He who lets the world, or his own portion of it, choose his plan of life for him, has no need of any other faculty than the ape-like one of imitation. He who chooses his plan for himself, employs all his faculties. He must use observation to see, reasoning and judgment to foresee, activity to gather materials for decision, discrimination to decide, and when he has decided, firmness and self-control to hold to his deliberate decision. Mill, John Stuart. On Liberty. 1859.
I had thought of amending John Stuart Mill’s quote, just a little, to include women in there too but I thought that would be rather sacrilegious to one of our great thinkers! I chose this particular quote, out of the many thousands I could have selected, because it says exactly what I feel about life, thinking and writing. I admit that I love John Stuart Mill’s On Liberty, having read it over and over again during my first year as an undergraduate (many, many moons ago now), and then having to dissect it and pull out the elements of it that I felt were most important to answer the essay question I had been given concerning his political theory. Heavy going? Yes, but also very rewarding as so much of what he opined resonates with me.
For Mill it was important that each individual thought for themselves and came to their own conclusions about how to ensure fulfilment in life (or ‘happiness’ as he termed it), as we are all unique and need to understand both ourselves and the world around us if we are to amount to more than a homogeneous, unthinking mass following orders. Mill uses the term ‘apes’ to get his meaning across to his audience, a term we would no longer use as we know that primates are more than capable of figuring out incredibly complex puzzles and situations. However, it would appear that humans are, all too often, willing to follow the flow, to accept whatever is given to them as their lot in life and not to attempt to change it. We all know someone who has not given themselves the proverbial ‘kick’ and just let life carry him/her along. I think that the very act of writing anything is an attempt to make some sort of change, even if only in oneself.
Characterisation, plot, scene setting – all are elements which require the writer to make giant leaps of imagination, to take risks, to create drama and tension, to have his/her characters do things which s/he would not do in real life, to ask questions of the society s/he lives in and to provide answers which might shock or trouble his/her readers. The act of writing also ensures that we get to know ourselves so much better than we did. We have to make our characters do things that we simply would not or could not do in real life, and that means that we have to learn to think like them, to understand where they are coming from, to follow through the consequences of those actions for our other characters whether we like it or not. It means becoming aware, at a very personal nature, of the way other people think and act, and of why they think and act that way.
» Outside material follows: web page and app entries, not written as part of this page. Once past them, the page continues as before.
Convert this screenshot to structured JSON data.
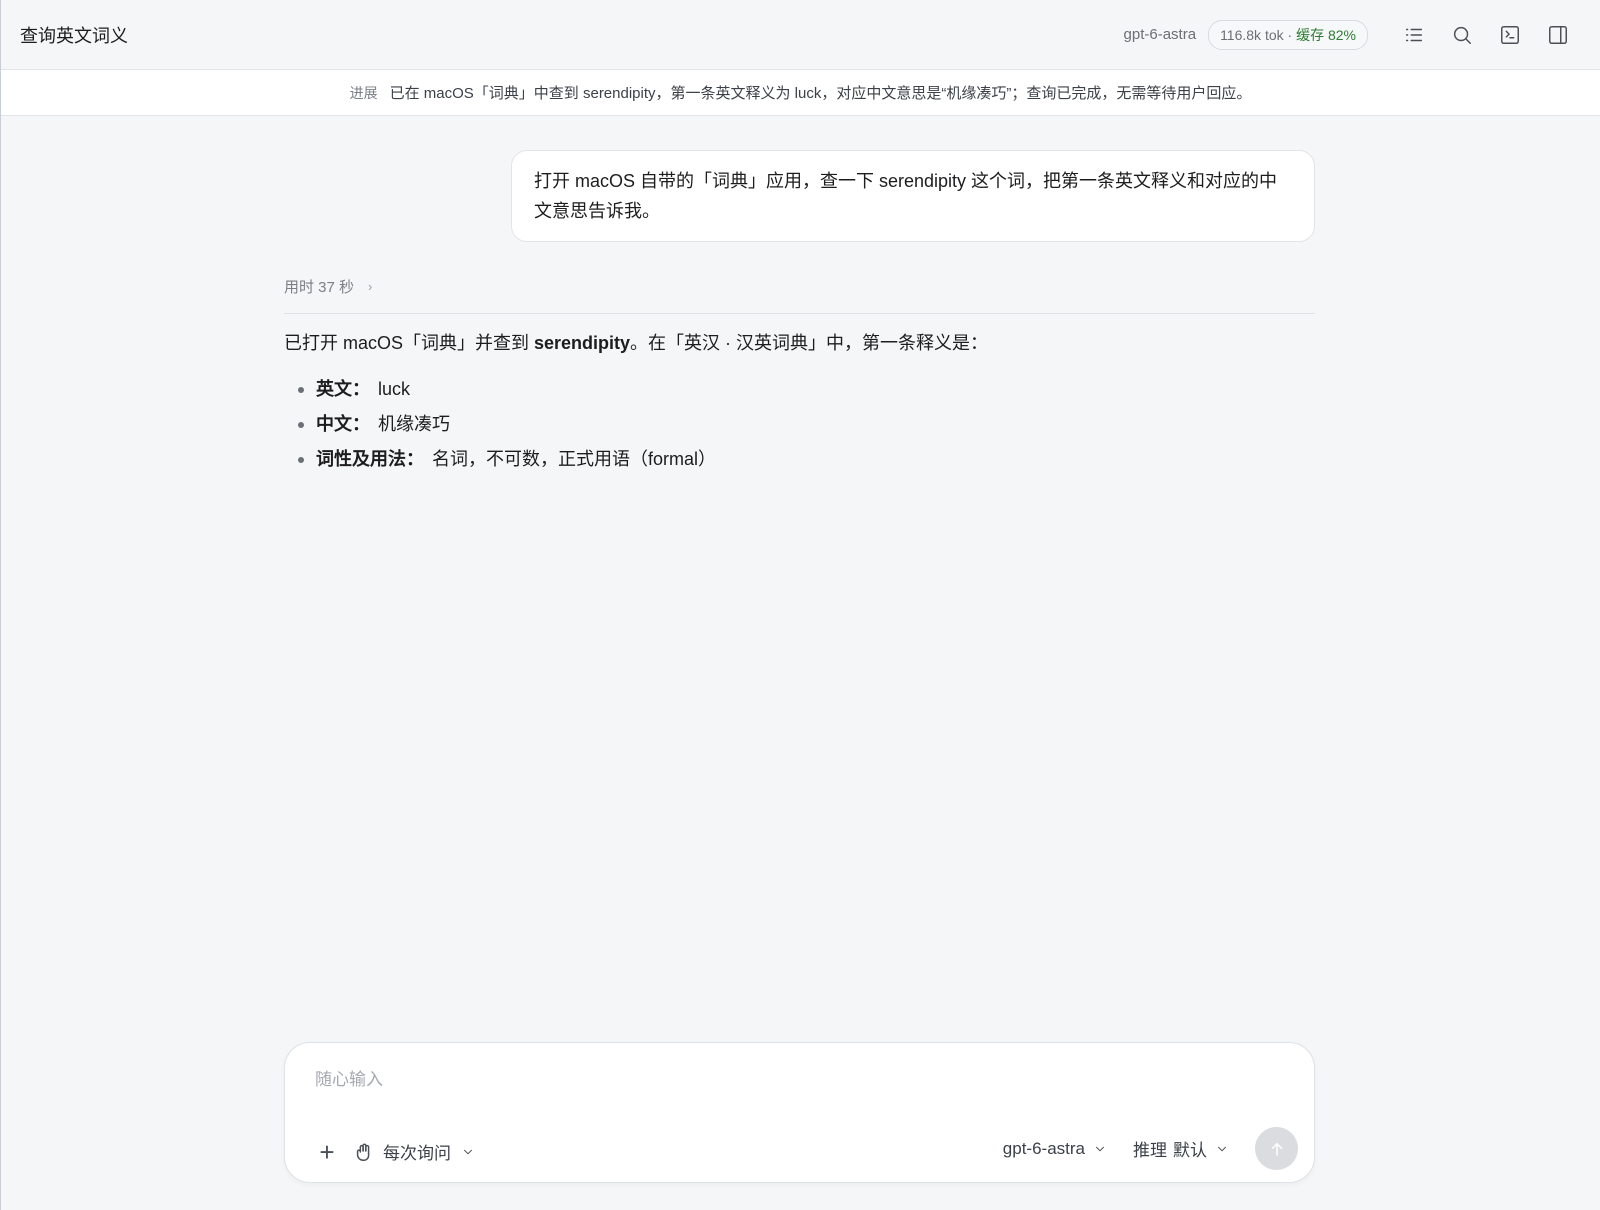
{
  "header": {
    "title": "查询英文词义",
    "model": "gpt-6-astra",
    "tokens": "116.8k tok · ",
    "cache": "缓存 82%",
    "icons": [
      "list-icon",
      "search-icon",
      "terminal-icon",
      "sidebar-icon"
    ]
  },
  "progress": {
    "label": "进展",
    "text": "已在 macOS「词典」中查到 serendipity，第一条英文释义为 luck，对应中文意思是“机缘凑巧”；查询已完成，无需等待用户回应。"
  },
  "user_message": "打开 macOS 自带的「词典」应用，查一下 serendipity 这个词，把第一条英文释义和对应的中文意思告诉我。",
  "timing": {
    "label": "用时 37 秒",
    "chevron": "›"
  },
  "answer": {
    "lead_before": "已打开 macOS「词典」并查到 ",
    "lead_bold": "serendipity",
    "lead_after": "。在「英汉 · 汉英词典」中，第一条释义是：",
    "items": [
      {
        "key": "英文：",
        "value": "luck"
      },
      {
        "key": "中文：",
        "value": "机缘凑巧"
      },
      {
        "key": "词性及用法：",
        "value": "名词，不可数，正式用语（formal）"
      }
    ]
  },
  "composer": {
    "placeholder": "随心输入",
    "plus": "+",
    "mode_label": "每次询问",
    "model_label": "gpt-6-astra",
    "reasoning_label": "推理",
    "reasoning_value": "默认"
  },
  "colors": {
    "background": "#f5f6f8",
    "cache_green": "#2e7d32",
    "send_disabled": "#dadce0"
  }
}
It means gaining a much better understanding of what it is to be human and what it is to feel fear, anger, oppression, helplessness, love, happiness and thankfulness.
Hopefully the very act of writing will make us more considerate humans.